EXTRACTED MATERIAL »

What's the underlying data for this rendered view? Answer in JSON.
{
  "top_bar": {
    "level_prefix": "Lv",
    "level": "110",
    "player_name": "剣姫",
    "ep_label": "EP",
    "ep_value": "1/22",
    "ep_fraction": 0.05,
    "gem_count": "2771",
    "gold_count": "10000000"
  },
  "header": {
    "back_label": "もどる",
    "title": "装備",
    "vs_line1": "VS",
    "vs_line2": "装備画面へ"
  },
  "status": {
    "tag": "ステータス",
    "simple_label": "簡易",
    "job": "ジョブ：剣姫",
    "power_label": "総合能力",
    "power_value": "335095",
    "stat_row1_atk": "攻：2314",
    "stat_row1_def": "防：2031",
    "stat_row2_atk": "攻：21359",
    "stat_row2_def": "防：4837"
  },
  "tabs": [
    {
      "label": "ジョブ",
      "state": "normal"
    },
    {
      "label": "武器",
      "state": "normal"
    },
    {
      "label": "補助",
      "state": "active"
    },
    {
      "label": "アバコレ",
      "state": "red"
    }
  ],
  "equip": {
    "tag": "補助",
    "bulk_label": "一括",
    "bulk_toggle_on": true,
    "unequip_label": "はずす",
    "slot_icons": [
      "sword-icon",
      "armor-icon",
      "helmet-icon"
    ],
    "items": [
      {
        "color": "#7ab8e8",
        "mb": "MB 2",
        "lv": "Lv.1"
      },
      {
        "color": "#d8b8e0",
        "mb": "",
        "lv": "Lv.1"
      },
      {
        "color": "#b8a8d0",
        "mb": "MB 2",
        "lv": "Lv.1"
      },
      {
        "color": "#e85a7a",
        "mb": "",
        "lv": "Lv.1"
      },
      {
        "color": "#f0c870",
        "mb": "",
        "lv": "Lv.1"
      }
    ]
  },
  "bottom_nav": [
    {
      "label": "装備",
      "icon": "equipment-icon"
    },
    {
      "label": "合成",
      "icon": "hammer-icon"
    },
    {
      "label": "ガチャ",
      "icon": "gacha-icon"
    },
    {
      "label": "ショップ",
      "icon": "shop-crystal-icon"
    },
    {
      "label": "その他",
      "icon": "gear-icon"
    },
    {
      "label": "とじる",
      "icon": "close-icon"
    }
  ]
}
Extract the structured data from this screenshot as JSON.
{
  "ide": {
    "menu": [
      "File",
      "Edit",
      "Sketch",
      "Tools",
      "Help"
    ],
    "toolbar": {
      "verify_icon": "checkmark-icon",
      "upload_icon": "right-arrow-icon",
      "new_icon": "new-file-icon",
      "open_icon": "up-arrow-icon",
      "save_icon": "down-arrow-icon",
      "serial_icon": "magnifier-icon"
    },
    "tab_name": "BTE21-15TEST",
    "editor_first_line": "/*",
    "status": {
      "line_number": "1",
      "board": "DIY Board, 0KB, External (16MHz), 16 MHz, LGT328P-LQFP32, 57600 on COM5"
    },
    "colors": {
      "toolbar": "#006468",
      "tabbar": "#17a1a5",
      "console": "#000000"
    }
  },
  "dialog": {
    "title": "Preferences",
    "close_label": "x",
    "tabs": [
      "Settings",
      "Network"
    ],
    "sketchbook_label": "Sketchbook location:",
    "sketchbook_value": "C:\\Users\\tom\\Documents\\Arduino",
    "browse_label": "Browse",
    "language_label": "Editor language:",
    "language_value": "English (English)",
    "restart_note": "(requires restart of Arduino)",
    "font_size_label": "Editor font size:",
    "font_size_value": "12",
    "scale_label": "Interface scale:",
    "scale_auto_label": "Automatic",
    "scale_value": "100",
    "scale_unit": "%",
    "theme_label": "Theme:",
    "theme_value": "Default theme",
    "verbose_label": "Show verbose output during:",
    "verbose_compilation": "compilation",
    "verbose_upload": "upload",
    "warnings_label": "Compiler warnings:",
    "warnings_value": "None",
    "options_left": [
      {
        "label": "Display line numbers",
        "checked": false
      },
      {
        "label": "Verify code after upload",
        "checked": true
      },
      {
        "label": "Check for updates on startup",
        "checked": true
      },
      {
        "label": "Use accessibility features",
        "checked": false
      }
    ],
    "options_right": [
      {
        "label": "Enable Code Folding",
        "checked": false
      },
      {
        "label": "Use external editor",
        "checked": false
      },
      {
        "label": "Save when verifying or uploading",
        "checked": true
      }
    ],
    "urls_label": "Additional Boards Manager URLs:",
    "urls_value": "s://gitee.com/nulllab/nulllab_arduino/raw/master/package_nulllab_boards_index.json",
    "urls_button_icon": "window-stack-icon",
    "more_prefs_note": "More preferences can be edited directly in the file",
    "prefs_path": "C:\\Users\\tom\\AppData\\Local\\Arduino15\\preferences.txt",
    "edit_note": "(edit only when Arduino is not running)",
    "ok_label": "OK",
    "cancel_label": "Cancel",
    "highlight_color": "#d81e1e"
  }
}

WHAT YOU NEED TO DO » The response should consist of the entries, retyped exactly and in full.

EXERCISE OUTPUT »
What's the underlying data for this rendered view? Answer in JSON.
{
  "top_bar": {
    "level_prefix": "Lv",
    "level": "110",
    "player_name": "剣姫",
    "ep_label": "EP",
    "ep_value": "1/22",
    "ep_fraction": 0.05,
    "gem_count": "2771",
    "gold_count": "10000000"
  },
  "header": {
    "back_label": "もどる",
    "title": "装備",
    "vs_line1": "VS",
    "vs_line2": "装備画面へ"
  },
  "status": {
    "tag": "ステータス",
    "simple_label": "簡易",
    "job": "ジョブ：剣姫",
    "power_label": "総合能力",
    "power_value": "335095",
    "stat_row1_atk": "攻：2314",
    "stat_row1_def": "防：2031",
    "stat_row2_atk": "攻：21359",
    "stat_row2_def": "防：4837"
  },
  "tabs": [
    {
      "label": "ジョブ",
      "state": "normal"
    },
    {
      "label": "武器",
      "state": "normal"
    },
    {
      "label": "補助",
      "state": "active"
    },
    {
      "label": "アバコレ",
      "state": "red"
    }
  ],
  "equip": {
    "tag": "補助",
    "bulk_label": "一括",
    "bulk_toggle_on": true,
    "unequip_label": "はずす",
    "slot_icons": [
      "sword-icon",
      "armor-icon",
      "helmet-icon"
    ],
    "items": [
      {
        "color": "#7ab8e8",
        "mb": "MB 2",
        "lv": "Lv.1"
      },
      {
        "color": "#d8b8e0",
        "mb": "",
        "lv": "Lv.1"
      },
      {
        "color": "#b8a8d0",
        "mb": "MB 2",
        "lv": "Lv.1"
      },
      {
        "color": "#e85a7a",
        "mb": "",
        "lv": "Lv.1"
      },
      {
        "color": "#f0c870",
        "mb": "",
        "lv": "Lv.1"
      }
    ]
  },
  "bottom_nav": [
    {
      "label": "装備",
      "icon": "equipment-icon"
    },
    {
      "label": "合成",
      "icon": "hammer-icon"
    },
    {
      "label": "ガチャ",
      "icon": "gacha-icon"
    },
    {
      "label": "ショップ",
      "icon": "shop-crystal-icon"
    },
    {
      "label": "その他",
      "icon": "gear-icon"
    },
    {
      "label": "とじる",
      "icon": "close-icon"
    }
  ]
}
Extract the structured data from this screenshot as JSON.
{
  "ide": {
    "menu": [
      "File",
      "Edit",
      "Sketch",
      "Tools",
      "Help"
    ],
    "toolbar": {
      "verify_icon": "checkmark-icon",
      "upload_icon": "right-arrow-icon",
      "new_icon": "new-file-icon",
      "open_icon": "up-arrow-icon",
      "save_icon": "down-arrow-icon",
      "serial_icon": "magnifier-icon"
    },
    "tab_name": "BTE21-15TEST",
    "editor_first_line": "/*",
    "status": {
      "line_number": "1",
      "board": "DIY Board, 0KB, External (16MHz), 16 MHz, LGT328P-LQFP32, 57600 on COM5"
    },
    "colors": {
      "toolbar": "#006468",
      "tabbar": "#17a1a5",
      "console": "#000000"
    }
  },
  "dialog": {
    "title": "Preferences",
    "close_label": "x",
    "tabs": [
      "Settings",
      "Network"
    ],
    "sketchbook_label": "Sketchbook location:",
    "sketchbook_value": "C:\\Users\\tom\\Documents\\Arduino",
    "browse_label": "Browse",
    "language_label": "Editor language:",
    "language_value": "English (English)",
    "restart_note": "(requires restart of Arduino)",
    "font_size_label": "Editor font size:",
    "font_size_value": "12",
    "scale_label": "Interface scale:",
    "scale_auto_label": "Automatic",
    "scale_value": "100",
    "scale_unit": "%",
    "theme_label": "Theme:",
    "theme_value": "Default theme",
    "verbose_label": "Show verbose output during:",
    "verbose_compilation": "compilation",
    "verbose_upload": "upload",
    "warnings_label": "Compiler warnings:",
    "warnings_value": "None",
    "options_left": [
      {
        "label": "Display line numbers",
        "checked": false
      },
      {
        "label": "Verify code after upload",
        "checked": true
      },
      {
        "label": "Check for updates on startup",
        "checked": true
      },
      {
        "label": "Use accessibility features",
        "checked": false
      }
    ],
    "options_right": [
      {
        "label": "Enable Code Folding",
        "checked": false
      },
      {
        "label": "Use external editor",
        "checked": false
      },
      {
        "label": "Save when verifying or uploading",
        "checked": true
      }
    ],
    "urls_label": "Additional Boards Manager URLs:",
    "urls_value": "s://gitee.com/nulllab/nulllab_arduino/raw/master/package_nulllab_boards_index.json",
    "urls_button_icon": "window-stack-icon",
    "more_prefs_note": "More preferences can be edited directly in the file",
    "prefs_path": "C:\\Users\\tom\\AppData\\Local\\Arduino15\\preferences.txt",
    "edit_note": "(edit only when Arduino is not running)",
    "ok_label": "OK",
    "cancel_label": "Cancel",
    "highlight_color": "#d81e1e"
  }
}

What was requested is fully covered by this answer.